[Data items]
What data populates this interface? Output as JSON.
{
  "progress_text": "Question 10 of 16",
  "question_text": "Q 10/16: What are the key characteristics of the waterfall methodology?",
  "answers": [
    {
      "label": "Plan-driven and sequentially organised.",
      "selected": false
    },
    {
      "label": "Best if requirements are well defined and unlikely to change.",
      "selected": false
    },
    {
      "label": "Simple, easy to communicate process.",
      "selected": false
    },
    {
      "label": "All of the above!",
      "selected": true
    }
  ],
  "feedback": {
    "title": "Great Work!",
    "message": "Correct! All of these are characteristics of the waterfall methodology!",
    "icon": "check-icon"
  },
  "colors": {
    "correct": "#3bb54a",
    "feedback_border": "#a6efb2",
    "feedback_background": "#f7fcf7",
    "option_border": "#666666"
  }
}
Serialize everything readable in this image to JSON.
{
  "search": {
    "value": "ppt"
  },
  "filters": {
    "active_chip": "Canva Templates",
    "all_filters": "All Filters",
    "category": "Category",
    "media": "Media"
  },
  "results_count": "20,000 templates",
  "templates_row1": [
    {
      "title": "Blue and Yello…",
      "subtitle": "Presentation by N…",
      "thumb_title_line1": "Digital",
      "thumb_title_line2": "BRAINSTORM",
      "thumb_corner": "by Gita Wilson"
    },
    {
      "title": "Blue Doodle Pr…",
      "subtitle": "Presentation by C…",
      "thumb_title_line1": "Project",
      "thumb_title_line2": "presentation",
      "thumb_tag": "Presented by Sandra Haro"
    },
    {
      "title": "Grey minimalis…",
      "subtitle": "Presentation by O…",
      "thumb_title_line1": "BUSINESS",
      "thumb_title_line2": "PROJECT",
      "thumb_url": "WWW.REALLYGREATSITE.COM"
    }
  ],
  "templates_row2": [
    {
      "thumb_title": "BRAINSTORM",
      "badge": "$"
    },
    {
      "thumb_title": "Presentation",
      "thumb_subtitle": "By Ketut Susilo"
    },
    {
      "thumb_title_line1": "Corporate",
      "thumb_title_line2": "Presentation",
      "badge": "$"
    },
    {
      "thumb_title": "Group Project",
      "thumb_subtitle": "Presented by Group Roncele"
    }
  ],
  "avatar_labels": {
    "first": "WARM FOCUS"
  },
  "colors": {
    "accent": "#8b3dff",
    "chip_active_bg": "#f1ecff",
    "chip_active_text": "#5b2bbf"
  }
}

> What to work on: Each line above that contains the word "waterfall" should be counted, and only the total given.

> Task response: 2